An example of industrial archaeology, set is beautiful natural surroundings.
It takes its name from the last family of copper-entrepreneurs which kept them in business until 1970. However its structure is extremely old, as are the implements that are still preserved in the building. It belonged to the Monastery of San Francesco and was located on land belonging to the Prince of Santo Buono, as can be seen on a 1754 map drawn by the surveyor Michele della Croce that also reveals the existence of various enterprises related to the power derived from the Verrino stream. There were mills, fulling mills (used in cloth manufacture), but mainly copper foundries. To obtain enough energy from the water diversionary channels were built leading to large basins (maretti); from here the water was conveyed in a very narrow conduit that generated a high pressure for the water to fall and turn enormous wooden blades, and in turn operate heavy mallets. The copper melting furnaces were almost always kept on to keep the temperature steady, and the flame was kept alive by the air blown through special pipes, always driven by the energy generated by the water. Copper melts at about 1100°. The incandescent liquid was tested with a special “rod”, and once it was perfectly blended, it was collected from the crucible with special ladles (lined with fire-resistant material) for a partial solidification. The still warm portions of copper were worked under the heavy hammers, held with special tongs so that the “maglianti” moved with the precision of a clock mechanism to avoid damaging the laminated layer of the vessels that were being formed. Anyone who has visited the foundry says that you can still detect the acrid smell of burning coal, the intense heat generated by the oven, the noise created by the machinery … noise that could be heard all the way into the countryside! It was one of the first industries that had work shifts well distributed during the course of the day, and one of the first equipped with canteens and sleeping facilities for workers.

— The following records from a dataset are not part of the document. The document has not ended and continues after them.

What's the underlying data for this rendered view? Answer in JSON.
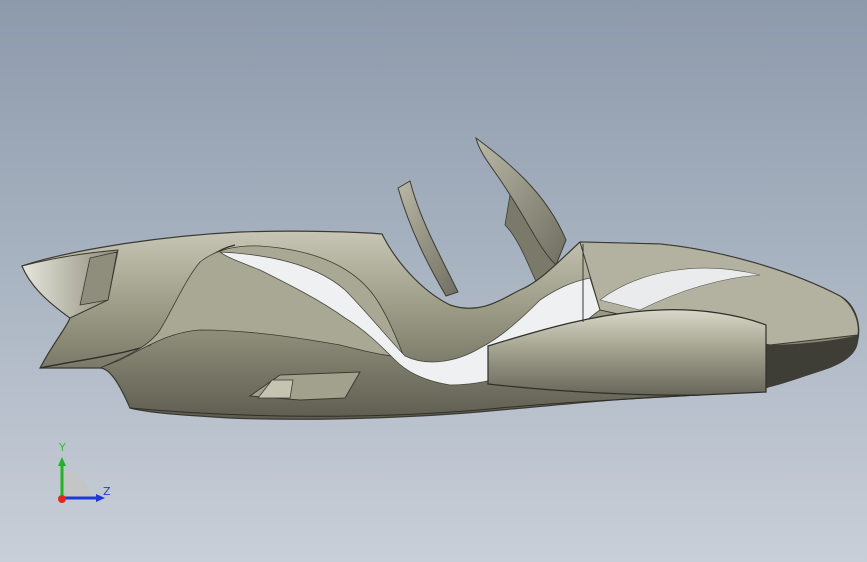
{
  "viewport": {
    "background_top": "#8d9aab",
    "background_bottom": "#c9cfd8",
    "model_color": "#9a9a86",
    "highlight_color": "#f2f4f6"
  },
  "triad": {
    "y_label": "Y",
    "z_label": "Z",
    "x_color": "#e0281e",
    "y_color": "#22b422",
    "z_color": "#1f3ad0"
  }
}
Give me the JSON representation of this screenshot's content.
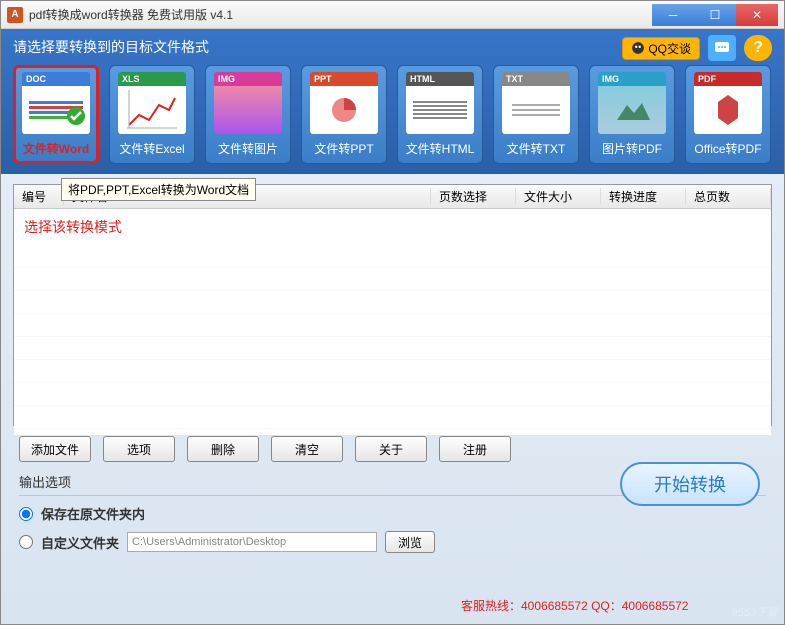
{
  "window": {
    "title": "pdf转换成word转换器 免费试用版 v4.1"
  },
  "header": {
    "title": "请选择要转换到的目标文件格式",
    "qq_btn": "QQ交谈",
    "help": "?"
  },
  "formats": [
    {
      "tag": "DOC",
      "tag_color": "#3b7dd8",
      "label": "文件转Word"
    },
    {
      "tag": "XLS",
      "tag_color": "#2a9a4a",
      "label": "文件转Excel"
    },
    {
      "tag": "IMG",
      "tag_color": "#d83b9a",
      "label": "文件转图片"
    },
    {
      "tag": "PPT",
      "tag_color": "#d84a2a",
      "label": "文件转PPT"
    },
    {
      "tag": "HTML",
      "tag_color": "#555",
      "label": "文件转HTML"
    },
    {
      "tag": "TXT",
      "tag_color": "#888",
      "label": "文件转TXT"
    },
    {
      "tag": "IMG",
      "tag_color": "#2aa0c8",
      "label": "图片转PDF"
    },
    {
      "tag": "PDF",
      "tag_color": "#c82a2a",
      "label": "Office转PDF"
    }
  ],
  "tooltip": "将PDF,PPT,Excel转换为Word文档",
  "table": {
    "headers": {
      "num": "编号",
      "name": "文件名",
      "pages": "页数选择",
      "size": "文件大小",
      "prog": "转换进度",
      "total": "总页数"
    }
  },
  "annotation": "选择该转换模式",
  "buttons": {
    "add": "添加文件",
    "opts": "选项",
    "del": "删除",
    "clear": "清空",
    "about": "关于",
    "reg": "注册"
  },
  "output": {
    "title": "输出选项",
    "save_src": "保存在原文件夹内",
    "custom": "自定义文件夹",
    "path": "C:\\Users\\Administrator\\Desktop",
    "browse": "浏览",
    "start": "开始转换"
  },
  "hotline": "客服热线：4006685572 QQ：4006685572",
  "watermark": "9553下载"
}
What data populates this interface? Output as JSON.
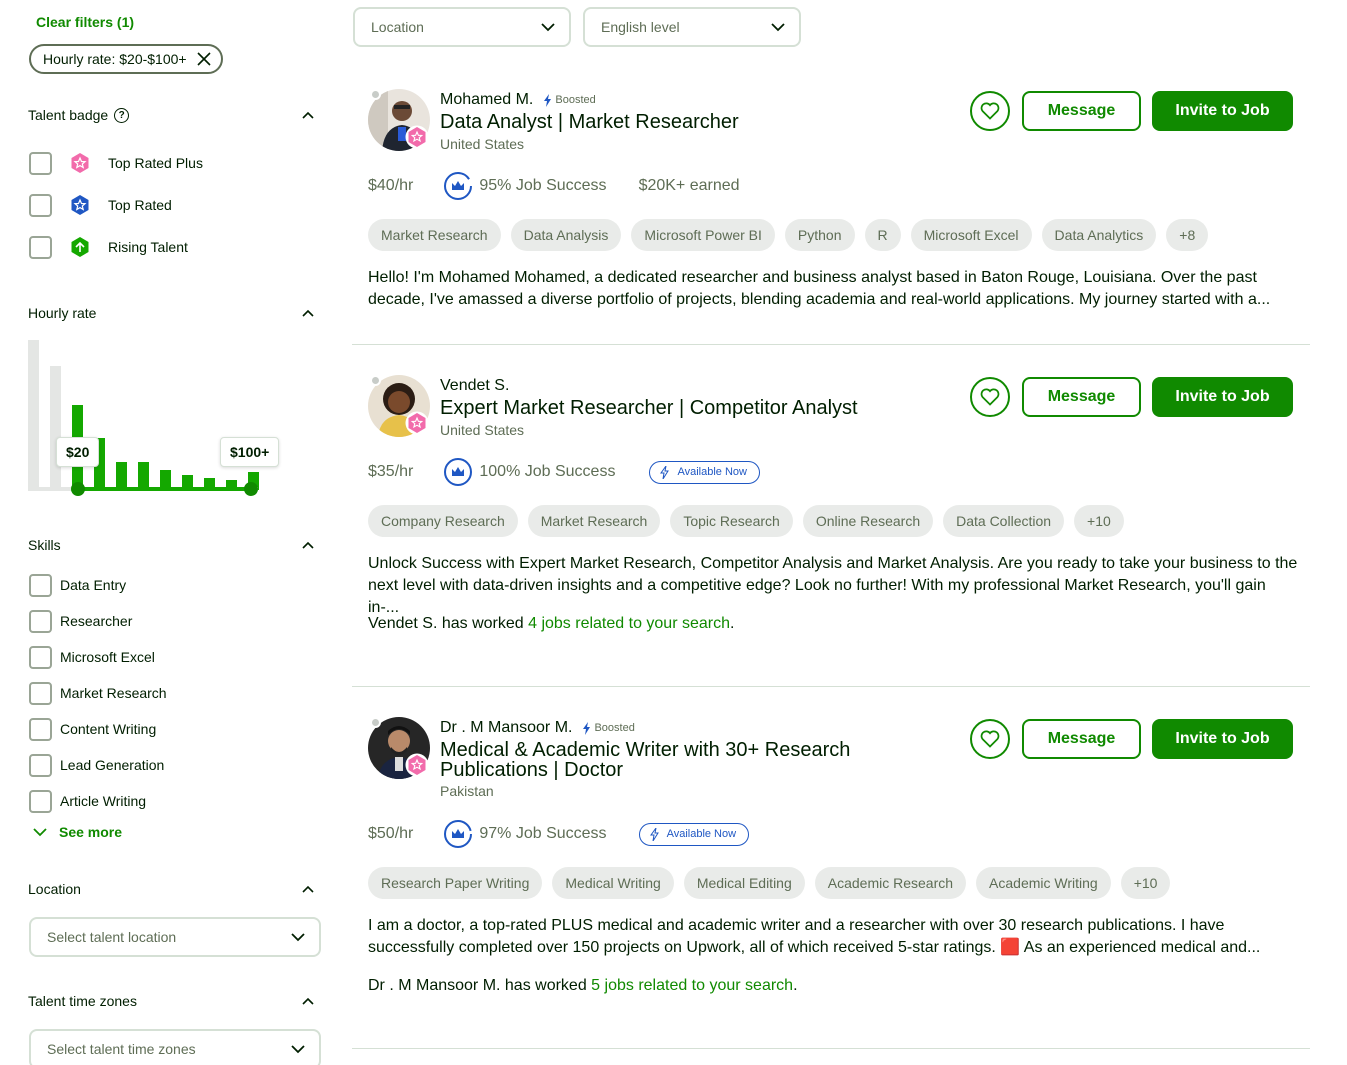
{
  "filters": {
    "clear_label": "Clear filters (1)",
    "active_chip": "Hourly rate: $20-$100+"
  },
  "talent_badge": {
    "title": "Talent badge",
    "items": [
      {
        "label": "Top Rated Plus",
        "color": "#f26bab"
      },
      {
        "label": "Top Rated",
        "color": "#1f57c3"
      },
      {
        "label": "Rising Talent",
        "color": "#14a800"
      }
    ]
  },
  "hourly_rate": {
    "title": "Hourly rate",
    "min_label": "$20",
    "max_label": "$100+",
    "selected_min_fraction": 0.19,
    "selected_max_fraction": 0.87
  },
  "skills": {
    "title": "Skills",
    "items": [
      "Data Entry",
      "Researcher",
      "Microsoft Excel",
      "Market Research",
      "Content Writing",
      "Lead Generation",
      "Article Writing"
    ],
    "see_more": "See more"
  },
  "location": {
    "title": "Location",
    "placeholder": "Select talent location"
  },
  "time_zones": {
    "title": "Talent time zones",
    "placeholder": "Select talent time zones"
  },
  "top_filters": {
    "location": "Location",
    "english": "English level"
  },
  "actions": {
    "message": "Message",
    "invite": "Invite to Job"
  },
  "freelancers": [
    {
      "name": "Mohamed M.",
      "boosted": "Boosted",
      "title": "Data Analyst | Market Researcher",
      "country": "United States",
      "rate": "$40/hr",
      "job_success": "95% Job Success",
      "earned": "$20K+ earned",
      "skills": [
        "Market Research",
        "Data Analysis",
        "Microsoft Power BI",
        "Python",
        "R",
        "Microsoft Excel",
        "Data Analytics",
        "+8"
      ],
      "description": "Hello! I'm Mohamed Mohamed, a dedicated researcher and business analyst based in Baton Rouge, Louisiana. Over the past decade, I've amassed a diverse portfolio of projects, blending academia and real-world applications. My journey started with a..."
    },
    {
      "name": "Vendet S.",
      "title": "Expert Market Researcher | Competitor Analyst",
      "country": "United States",
      "rate": "$35/hr",
      "job_success": "100% Job Success",
      "available": "Available Now",
      "skills": [
        "Company Research",
        "Market Research",
        "Topic Research",
        "Online Research",
        "Data Collection",
        "+10"
      ],
      "description": "Unlock Success with Expert Market Research, Competitor Analysis and Market Analysis. Are you ready to take your business to the next level with data-driven insights and a competitive edge? Look no further! With my professional Market Research, you'll gain in-...",
      "worked_prefix": "Vendet S. has worked ",
      "worked_link": "4 jobs related to your search",
      "worked_suffix": "."
    },
    {
      "name": "Dr . M Mansoor M.",
      "boosted": "Boosted",
      "title_line1": "Medical & Academic Writer with 30+ Research",
      "title_line2": "Publications | Doctor",
      "country": "Pakistan",
      "rate": "$50/hr",
      "job_success": "97% Job Success",
      "available": "Available Now",
      "skills": [
        "Research Paper Writing",
        "Medical Writing",
        "Medical Editing",
        "Academic Research",
        "Academic Writing",
        "+10"
      ],
      "description_line1": "I am a doctor, a top-rated PLUS medical and academic writer and a researcher with over 30 research publications. I have",
      "description_line2": "successfully completed over 150 projects on Upwork, all of which received 5-star ratings. 🟥 As an experienced medical and...",
      "worked_prefix": "Dr . M Mansoor M. has worked ",
      "worked_link": "5 jobs related to your search",
      "worked_suffix": "."
    }
  ]
}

Electricity eventually arrived here too, but this was produced on site, with water from the Verrino, with a specially purchased “Pelton turbine”. The ultimate in modernity came when a metalworking lathe was put into action in the factory … the old foundry was “turning the page”. The advent of stainless steel, of aluminum … of plastic, with their competitive prices and their practicality of use, drove the slow agony and finally the closure of the old copper foundries. Industrial archeology, immersed in beautiful natural surroundings, which generates peace!
A guided visit will let you discover a world made up of simple and tenacious people, hardworking and creative. Visit by making a booking. Don’t miss it!
Clothing suitable for the season and walking shoes